** Opening Records provided block **

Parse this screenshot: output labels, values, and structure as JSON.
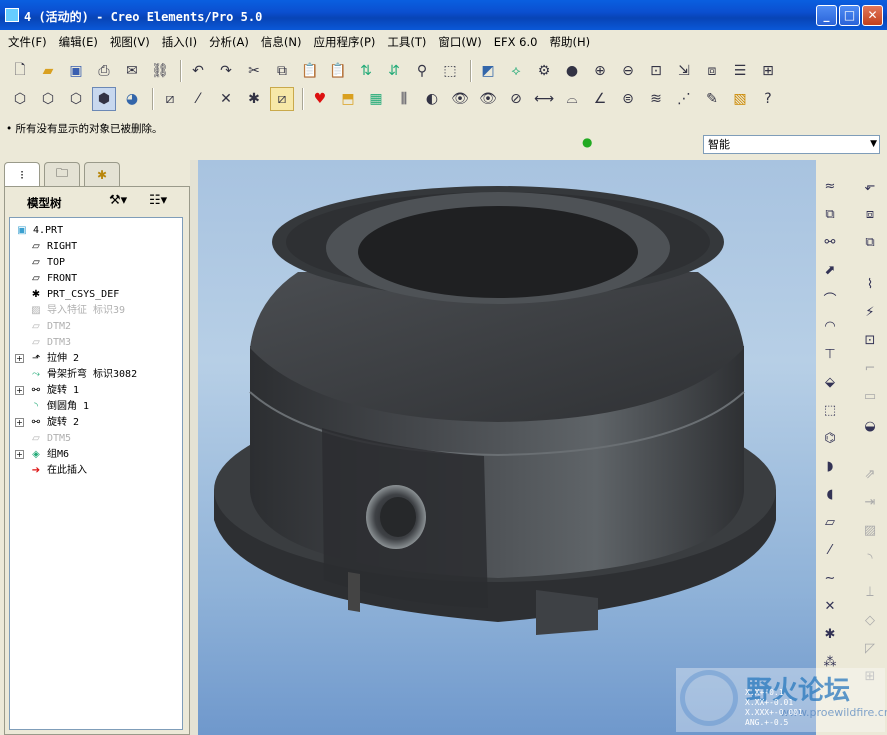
{
  "window": {
    "title": "4 (活动的) - Creo Elements/Pro 5.0"
  },
  "window_controls": {
    "minimize": "_",
    "maximize": "□",
    "close": "✕"
  },
  "menu": [
    "文件(F)",
    "编辑(E)",
    "视图(V)",
    "插入(I)",
    "分析(A)",
    "信息(N)",
    "应用程序(P)",
    "工具(T)",
    "窗口(W)",
    "EFX 6.0",
    "帮助(H)"
  ],
  "message": "所有没有显示的对象已被删除。",
  "selection_filter": {
    "value": "智能"
  },
  "model_tree": {
    "header": "模型树",
    "items": [
      {
        "icon": "part-icon",
        "label": "4.PRT",
        "dim": false,
        "expand": false
      },
      {
        "icon": "datum-plane-icon",
        "label": "RIGHT",
        "dim": false,
        "expand": false
      },
      {
        "icon": "datum-plane-icon",
        "label": "TOP",
        "dim": false,
        "expand": false
      },
      {
        "icon": "datum-plane-icon",
        "label": "FRONT",
        "dim": false,
        "expand": false
      },
      {
        "icon": "csys-icon",
        "label": "PRT_CSYS_DEF",
        "dim": false,
        "expand": false
      },
      {
        "icon": "import-feature-icon",
        "label": "导入特征 标识39",
        "dim": true,
        "expand": false
      },
      {
        "icon": "datum-plane-icon",
        "label": "DTM2",
        "dim": true,
        "expand": false
      },
      {
        "icon": "datum-plane-icon",
        "label": "DTM3",
        "dim": true,
        "expand": false
      },
      {
        "icon": "extrude-icon",
        "label": "拉伸 2",
        "dim": false,
        "expand": true
      },
      {
        "icon": "skeleton-bend-icon",
        "label": "骨架折弯 标识3082",
        "dim": false,
        "expand": false
      },
      {
        "icon": "revolve-icon",
        "label": "旋转 1",
        "dim": false,
        "expand": true
      },
      {
        "icon": "round-icon",
        "label": "倒圆角 1",
        "dim": false,
        "expand": false
      },
      {
        "icon": "revolve-icon",
        "label": "旋转 2",
        "dim": false,
        "expand": true
      },
      {
        "icon": "datum-plane-icon",
        "label": "DTM5",
        "dim": true,
        "expand": false
      },
      {
        "icon": "group-icon",
        "label": "组M6",
        "dim": false,
        "expand": true
      },
      {
        "icon": "insert-here-icon",
        "label": "在此插入",
        "dim": false,
        "expand": false
      }
    ]
  },
  "watermark": {
    "brand": "野火论坛",
    "url": "www.proewildfire.cn"
  },
  "tolerance_text": "X.X+-0.1\nX.XX+-0.01\nX.XXX+-0.001\nANG.+-0.5",
  "colors": {
    "titlebar": "#0b4fd0",
    "viewport_top": "#a8c3e0",
    "viewport_bottom": "#6f98cc",
    "model": "#3c3e42"
  }
}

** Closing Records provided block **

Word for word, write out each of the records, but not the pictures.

Parse this screenshot: output labels, values, and structure as JSON.
{
  "window": {
    "title": "4 (活动的) - Creo Elements/Pro 5.0"
  },
  "window_controls": {
    "minimize": "_",
    "maximize": "□",
    "close": "✕"
  },
  "menu": [
    "文件(F)",
    "编辑(E)",
    "视图(V)",
    "插入(I)",
    "分析(A)",
    "信息(N)",
    "应用程序(P)",
    "工具(T)",
    "窗口(W)",
    "EFX 6.0",
    "帮助(H)"
  ],
  "message": "所有没有显示的对象已被删除。",
  "selection_filter": {
    "value": "智能"
  },
  "model_tree": {
    "header": "模型树",
    "items": [
      {
        "icon": "part-icon",
        "label": "4.PRT",
        "dim": false,
        "expand": false
      },
      {
        "icon": "datum-plane-icon",
        "label": "RIGHT",
        "dim": false,
        "expand": false
      },
      {
        "icon": "datum-plane-icon",
        "label": "TOP",
        "dim": false,
        "expand": false
      },
      {
        "icon": "datum-plane-icon",
        "label": "FRONT",
        "dim": false,
        "expand": false
      },
      {
        "icon": "csys-icon",
        "label": "PRT_CSYS_DEF",
        "dim": false,
        "expand": false
      },
      {
        "icon": "import-feature-icon",
        "label": "导入特征 标识39",
        "dim": true,
        "expand": false
      },
      {
        "icon": "datum-plane-icon",
        "label": "DTM2",
        "dim": true,
        "expand": false
      },
      {
        "icon": "datum-plane-icon",
        "label": "DTM3",
        "dim": true,
        "expand": false
      },
      {
        "icon": "extrude-icon",
        "label": "拉伸 2",
        "dim": false,
        "expand": true
      },
      {
        "icon": "skeleton-bend-icon",
        "label": "骨架折弯 标识3082",
        "dim": false,
        "expand": false
      },
      {
        "icon": "revolve-icon",
        "label": "旋转 1",
        "dim": false,
        "expand": true
      },
      {
        "icon": "round-icon",
        "label": "倒圆角 1",
        "dim": false,
        "expand": false
      },
      {
        "icon": "revolve-icon",
        "label": "旋转 2",
        "dim": false,
        "expand": true
      },
      {
        "icon": "datum-plane-icon",
        "label": "DTM5",
        "dim": true,
        "expand": false
      },
      {
        "icon": "group-icon",
        "label": "组M6",
        "dim": false,
        "expand": true
      },
      {
        "icon": "insert-here-icon",
        "label": "在此插入",
        "dim": false,
        "expand": false
      }
    ]
  },
  "watermark": {
    "brand": "野火论坛",
    "url": "www.proewildfire.cn"
  },
  "tolerance_text": "X.X+-0.1\nX.XX+-0.01\nX.XXX+-0.001\nANG.+-0.5",
  "colors": {
    "titlebar": "#0b4fd0",
    "viewport_top": "#a8c3e0",
    "viewport_bottom": "#6f98cc",
    "model": "#3c3e42"
  }
}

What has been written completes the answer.